### Information provided
==========
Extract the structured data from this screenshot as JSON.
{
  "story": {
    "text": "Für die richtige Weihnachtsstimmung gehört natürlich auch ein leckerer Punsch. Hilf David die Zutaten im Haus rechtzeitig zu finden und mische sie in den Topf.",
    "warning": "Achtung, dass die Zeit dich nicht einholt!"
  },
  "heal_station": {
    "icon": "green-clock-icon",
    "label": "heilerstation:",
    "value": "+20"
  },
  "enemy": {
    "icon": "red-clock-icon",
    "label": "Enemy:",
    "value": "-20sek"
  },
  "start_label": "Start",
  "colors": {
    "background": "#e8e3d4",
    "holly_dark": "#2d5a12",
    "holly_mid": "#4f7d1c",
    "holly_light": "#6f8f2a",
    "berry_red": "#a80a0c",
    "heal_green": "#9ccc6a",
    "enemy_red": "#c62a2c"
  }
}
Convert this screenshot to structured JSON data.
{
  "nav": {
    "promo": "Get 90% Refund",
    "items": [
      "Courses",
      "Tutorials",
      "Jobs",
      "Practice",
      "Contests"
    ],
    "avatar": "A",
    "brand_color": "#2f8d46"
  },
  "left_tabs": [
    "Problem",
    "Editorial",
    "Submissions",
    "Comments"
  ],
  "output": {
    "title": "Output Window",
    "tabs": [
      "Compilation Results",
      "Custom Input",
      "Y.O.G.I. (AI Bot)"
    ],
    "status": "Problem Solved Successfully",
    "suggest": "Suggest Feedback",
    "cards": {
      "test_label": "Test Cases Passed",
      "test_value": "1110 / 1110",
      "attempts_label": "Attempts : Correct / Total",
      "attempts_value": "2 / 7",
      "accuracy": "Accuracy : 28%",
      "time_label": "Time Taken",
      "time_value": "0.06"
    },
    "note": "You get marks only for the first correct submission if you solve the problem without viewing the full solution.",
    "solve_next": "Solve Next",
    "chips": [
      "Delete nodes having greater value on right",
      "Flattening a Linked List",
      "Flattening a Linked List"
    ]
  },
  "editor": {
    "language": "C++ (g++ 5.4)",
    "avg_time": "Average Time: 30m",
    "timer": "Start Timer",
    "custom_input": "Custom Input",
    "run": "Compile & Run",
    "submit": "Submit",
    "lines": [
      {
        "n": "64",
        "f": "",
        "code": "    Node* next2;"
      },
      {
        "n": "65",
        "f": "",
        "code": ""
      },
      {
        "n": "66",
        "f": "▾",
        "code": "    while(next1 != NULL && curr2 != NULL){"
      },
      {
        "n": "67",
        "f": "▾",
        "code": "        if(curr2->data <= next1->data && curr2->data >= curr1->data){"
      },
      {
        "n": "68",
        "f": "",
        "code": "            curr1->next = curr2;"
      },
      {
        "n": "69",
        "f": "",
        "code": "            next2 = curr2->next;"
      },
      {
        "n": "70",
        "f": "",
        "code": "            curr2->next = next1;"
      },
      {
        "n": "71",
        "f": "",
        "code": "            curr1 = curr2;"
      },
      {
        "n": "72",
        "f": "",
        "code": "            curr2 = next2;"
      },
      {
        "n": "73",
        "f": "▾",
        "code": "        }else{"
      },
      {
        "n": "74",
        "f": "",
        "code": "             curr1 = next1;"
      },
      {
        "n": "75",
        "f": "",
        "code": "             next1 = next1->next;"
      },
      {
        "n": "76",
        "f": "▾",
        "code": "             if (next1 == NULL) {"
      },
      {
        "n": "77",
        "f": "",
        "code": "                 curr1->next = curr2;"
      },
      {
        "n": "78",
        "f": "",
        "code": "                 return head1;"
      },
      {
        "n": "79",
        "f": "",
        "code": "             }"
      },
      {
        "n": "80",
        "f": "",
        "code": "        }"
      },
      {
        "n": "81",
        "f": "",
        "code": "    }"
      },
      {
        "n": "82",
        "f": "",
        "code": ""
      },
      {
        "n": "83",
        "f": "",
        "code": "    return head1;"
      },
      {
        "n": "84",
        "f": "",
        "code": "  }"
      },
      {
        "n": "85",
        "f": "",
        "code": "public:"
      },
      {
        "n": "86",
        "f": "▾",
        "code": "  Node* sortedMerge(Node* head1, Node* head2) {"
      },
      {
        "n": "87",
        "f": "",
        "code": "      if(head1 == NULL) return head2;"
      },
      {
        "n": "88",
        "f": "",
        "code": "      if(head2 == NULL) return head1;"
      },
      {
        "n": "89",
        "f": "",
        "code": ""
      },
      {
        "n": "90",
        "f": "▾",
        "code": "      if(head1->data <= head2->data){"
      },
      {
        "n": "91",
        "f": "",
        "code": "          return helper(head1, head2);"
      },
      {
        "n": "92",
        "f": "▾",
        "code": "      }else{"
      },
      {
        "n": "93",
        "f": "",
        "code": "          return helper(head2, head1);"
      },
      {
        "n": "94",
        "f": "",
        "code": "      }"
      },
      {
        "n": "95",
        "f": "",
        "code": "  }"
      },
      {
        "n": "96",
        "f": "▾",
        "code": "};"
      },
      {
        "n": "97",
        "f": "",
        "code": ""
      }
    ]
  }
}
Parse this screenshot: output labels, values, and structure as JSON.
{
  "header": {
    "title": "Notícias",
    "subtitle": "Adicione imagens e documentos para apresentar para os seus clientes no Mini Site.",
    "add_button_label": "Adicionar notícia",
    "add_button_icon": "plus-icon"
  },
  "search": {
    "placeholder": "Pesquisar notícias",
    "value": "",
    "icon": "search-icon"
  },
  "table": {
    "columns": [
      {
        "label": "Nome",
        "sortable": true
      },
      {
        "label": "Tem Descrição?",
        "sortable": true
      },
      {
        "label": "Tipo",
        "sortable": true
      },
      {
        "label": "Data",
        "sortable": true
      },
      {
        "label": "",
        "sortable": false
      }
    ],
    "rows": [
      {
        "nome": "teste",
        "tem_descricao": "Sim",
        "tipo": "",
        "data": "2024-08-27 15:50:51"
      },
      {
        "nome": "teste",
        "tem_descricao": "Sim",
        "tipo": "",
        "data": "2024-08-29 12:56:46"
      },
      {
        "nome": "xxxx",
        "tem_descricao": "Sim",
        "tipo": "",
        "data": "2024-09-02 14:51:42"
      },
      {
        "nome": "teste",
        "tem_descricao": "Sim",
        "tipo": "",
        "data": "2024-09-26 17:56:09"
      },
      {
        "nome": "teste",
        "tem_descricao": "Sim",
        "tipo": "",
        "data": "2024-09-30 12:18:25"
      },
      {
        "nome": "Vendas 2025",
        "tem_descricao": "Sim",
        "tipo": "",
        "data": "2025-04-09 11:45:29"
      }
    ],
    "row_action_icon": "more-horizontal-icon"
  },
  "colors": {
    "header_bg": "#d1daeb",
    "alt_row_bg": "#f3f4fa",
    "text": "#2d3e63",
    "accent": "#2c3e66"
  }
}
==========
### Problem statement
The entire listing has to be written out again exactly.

### Answer below
Extract the structured data from this screenshot as JSON.
{
  "story": {
    "text": "Für die richtige Weihnachtsstimmung gehört natürlich auch ein leckerer Punsch. Hilf David die Zutaten im Haus rechtzeitig zu finden und mische sie in den Topf.",
    "warning": "Achtung, dass die Zeit dich nicht einholt!"
  },
  "heal_station": {
    "icon": "green-clock-icon",
    "label": "heilerstation:",
    "value": "+20"
  },
  "enemy": {
    "icon": "red-clock-icon",
    "label": "Enemy:",
    "value": "-20sek"
  },
  "start_label": "Start",
  "colors": {
    "background": "#e8e3d4",
    "holly_dark": "#2d5a12",
    "holly_mid": "#4f7d1c",
    "holly_light": "#6f8f2a",
    "berry_red": "#a80a0c",
    "heal_green": "#9ccc6a",
    "enemy_red": "#c62a2c"
  }
}
Convert this screenshot to structured JSON data.
{
  "nav": {
    "promo": "Get 90% Refund",
    "items": [
      "Courses",
      "Tutorials",
      "Jobs",
      "Practice",
      "Contests"
    ],
    "avatar": "A",
    "brand_color": "#2f8d46"
  },
  "left_tabs": [
    "Problem",
    "Editorial",
    "Submissions",
    "Comments"
  ],
  "output": {
    "title": "Output Window",
    "tabs": [
      "Compilation Results",
      "Custom Input",
      "Y.O.G.I. (AI Bot)"
    ],
    "status": "Problem Solved Successfully",
    "suggest": "Suggest Feedback",
    "cards": {
      "test_label": "Test Cases Passed",
      "test_value": "1110 / 1110",
      "attempts_label": "Attempts : Correct / Total",
      "attempts_value": "2 / 7",
      "accuracy": "Accuracy : 28%",
      "time_label": "Time Taken",
      "time_value": "0.06"
    },
    "note": "You get marks only for the first correct submission if you solve the problem without viewing the full solution.",
    "solve_next": "Solve Next",
    "chips": [
      "Delete nodes having greater value on right",
      "Flattening a Linked List",
      "Flattening a Linked List"
    ]
  },
  "editor": {
    "language": "C++ (g++ 5.4)",
    "avg_time": "Average Time: 30m",
    "timer": "Start Timer",
    "custom_input": "Custom Input",
    "run": "Compile & Run",
    "submit": "Submit",
    "lines": [
      {
        "n": "64",
        "f": "",
        "code": "    Node* next2;"
      },
      {
        "n": "65",
        "f": "",
        "code": ""
      },
      {
        "n": "66",
        "f": "▾",
        "code": "    while(next1 != NULL && curr2 != NULL){"
      },
      {
        "n": "67",
        "f": "▾",
        "code": "        if(curr2->data <= next1->data && curr2->data >= curr1->data){"
      },
      {
        "n": "68",
        "f": "",
        "code": "            curr1->next = curr2;"
      },
      {
        "n": "69",
        "f": "",
        "code": "            next2 = curr2->next;"
      },
      {
        "n": "70",
        "f": "",
        "code": "            curr2->next = next1;"
      },
      {
        "n": "71",
        "f": "",
        "code": "            curr1 = curr2;"
      },
      {
        "n": "72",
        "f": "",
        "code": "            curr2 = next2;"
      },
      {
        "n": "73",
        "f": "▾",
        "code": "        }else{"
      },
      {
        "n": "74",
        "f": "",
        "code": "             curr1 = next1;"
      },
      {
        "n": "75",
        "f": "",
        "code": "             next1 = next1->next;"
      },
      {
        "n": "76",
        "f": "▾",
        "code": "             if (next1 == NULL) {"
      },
      {
        "n": "77",
        "f": "",
        "code": "                 curr1->next = curr2;"
      },
      {
        "n": "78",
        "f": "",
        "code": "                 return head1;"
      },
      {
        "n": "79",
        "f": "",
        "code": "             }"
      },
      {
        "n": "80",
        "f": "",
        "code": "        }"
      },
      {
        "n": "81",
        "f": "",
        "code": "    }"
      },
      {
        "n": "82",
        "f": "",
        "code": ""
      },
      {
        "n": "83",
        "f": "",
        "code": "    return head1;"
      },
      {
        "n": "84",
        "f": "",
        "code": "  }"
      },
      {
        "n": "85",
        "f": "",
        "code": "public:"
      },
      {
        "n": "86",
        "f": "▾",
        "code": "  Node* sortedMerge(Node* head1, Node* head2) {"
      },
      {
        "n": "87",
        "f": "",
        "code": "      if(head1 == NULL) return head2;"
      },
      {
        "n": "88",
        "f": "",
        "code": "      if(head2 == NULL) return head1;"
      },
      {
        "n": "89",
        "f": "",
        "code": ""
      },
      {
        "n": "90",
        "f": "▾",
        "code": "      if(head1->data <= head2->data){"
      },
      {
        "n": "91",
        "f": "",
        "code": "          return helper(head1, head2);"
      },
      {
        "n": "92",
        "f": "▾",
        "code": "      }else{"
      },
      {
        "n": "93",
        "f": "",
        "code": "          return helper(head2, head1);"
      },
      {
        "n": "94",
        "f": "",
        "code": "      }"
      },
      {
        "n": "95",
        "f": "",
        "code": "  }"
      },
      {
        "n": "96",
        "f": "▾",
        "code": "};"
      },
      {
        "n": "97",
        "f": "",
        "code": ""
      }
    ]
  }
}
Parse this screenshot: output labels, values, and structure as JSON.
{
  "header": {
    "title": "Notícias",
    "subtitle": "Adicione imagens e documentos para apresentar para os seus clientes no Mini Site.",
    "add_button_label": "Adicionar notícia",
    "add_button_icon": "plus-icon"
  },
  "search": {
    "placeholder": "Pesquisar notícias",
    "value": "",
    "icon": "search-icon"
  },
  "table": {
    "columns": [
      {
        "label": "Nome",
        "sortable": true
      },
      {
        "label": "Tem Descrição?",
        "sortable": true
      },
      {
        "label": "Tipo",
        "sortable": true
      },
      {
        "label": "Data",
        "sortable": true
      },
      {
        "label": "",
        "sortable": false
      }
    ],
    "rows": [
      {
        "nome": "teste",
        "tem_descricao": "Sim",
        "tipo": "",
        "data": "2024-08-27 15:50:51"
      },
      {
        "nome": "teste",
        "tem_descricao": "Sim",
        "tipo": "",
        "data": "2024-08-29 12:56:46"
      },
      {
        "nome": "xxxx",
        "tem_descricao": "Sim",
        "tipo": "",
        "data": "2024-09-02 14:51:42"
      },
      {
        "nome": "teste",
        "tem_descricao": "Sim",
        "tipo": "",
        "data": "2024-09-26 17:56:09"
      },
      {
        "nome": "teste",
        "tem_descricao": "Sim",
        "tipo": "",
        "data": "2024-09-30 12:18:25"
      },
      {
        "nome": "Vendas 2025",
        "tem_descricao": "Sim",
        "tipo": "",
        "data": "2025-04-09 11:45:29"
      }
    ],
    "row_action_icon": "more-horizontal-icon"
  },
  "colors": {
    "header_bg": "#d1daeb",
    "alt_row_bg": "#f3f4fa",
    "text": "#2d3e63",
    "accent": "#2c3e66"
  }
}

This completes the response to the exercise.